◆ AIM OF THE EXERCISE ◆
Exclude the images, then return every line below exactly as written.

..............................

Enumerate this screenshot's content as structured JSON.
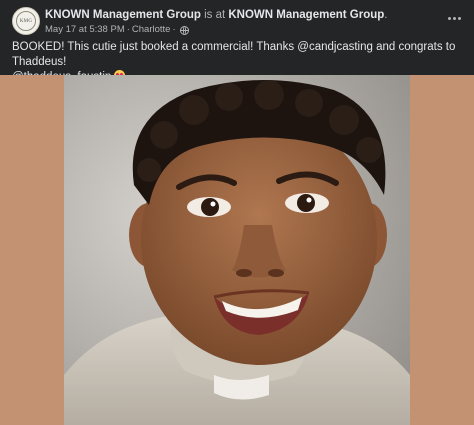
{
  "post": {
    "page_name": "KNOWN Management Group",
    "is_at_text": " is at ",
    "location_name": "KNOWN Management Group",
    "period": ".",
    "timestamp": "May 17 at 5:38 PM",
    "separator": "·",
    "place": "Charlotte",
    "avatar_text": "KMG",
    "caption_main": "BOOKED! This cutie just booked a commercial! Thanks @candjcasting and congrats to Thaddeus!",
    "caption_mention": "@thaddeus_faustin",
    "privacy_icon": "globe-icon",
    "caption_emoji": "star-struck-emoji-icon",
    "menu_icon": "more-options-icon"
  },
  "colors": {
    "background": "#242526",
    "photo_matte": "#c39273",
    "text_primary": "#e4e6eb",
    "text_secondary": "#b0b3b8"
  }
}
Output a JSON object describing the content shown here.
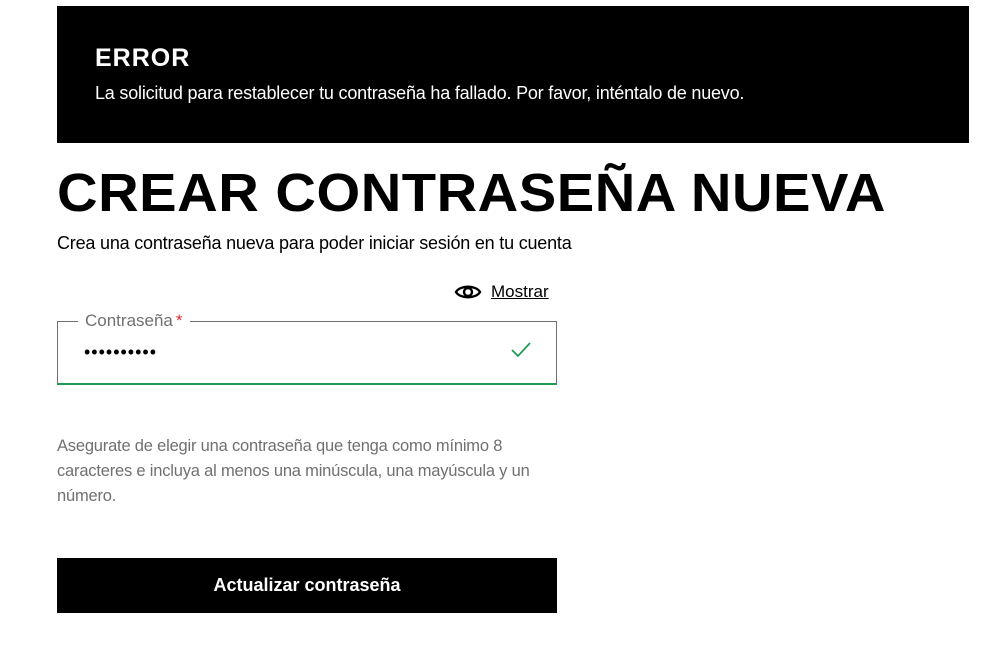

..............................

◆ EXPECTED ANSWER ◆
Enumerate this screenshot's content as structured JSON.
{
  "post": {
    "page_name": "KNOWN Management Group",
    "is_at_text": " is at ",
    "location_name": "KNOWN Management Group",
    "period": ".",
    "timestamp": "May 17 at 5:38 PM",
    "separator": "·",
    "place": "Charlotte",
    "avatar_text": "KMG",
    "caption_main": "BOOKED! This cutie just booked a commercial! Thanks @candjcasting and congrats to Thaddeus!",
    "caption_mention": "@thaddeus_faustin",
    "privacy_icon": "globe-icon",
    "caption_emoji": "star-struck-emoji-icon",
    "menu_icon": "more-options-icon"
  },
  "colors": {
    "background": "#242526",
    "photo_matte": "#c39273",
    "text_primary": "#e4e6eb",
    "text_secondary": "#b0b3b8"
  }
}
Output a JSON object describing the content shown here.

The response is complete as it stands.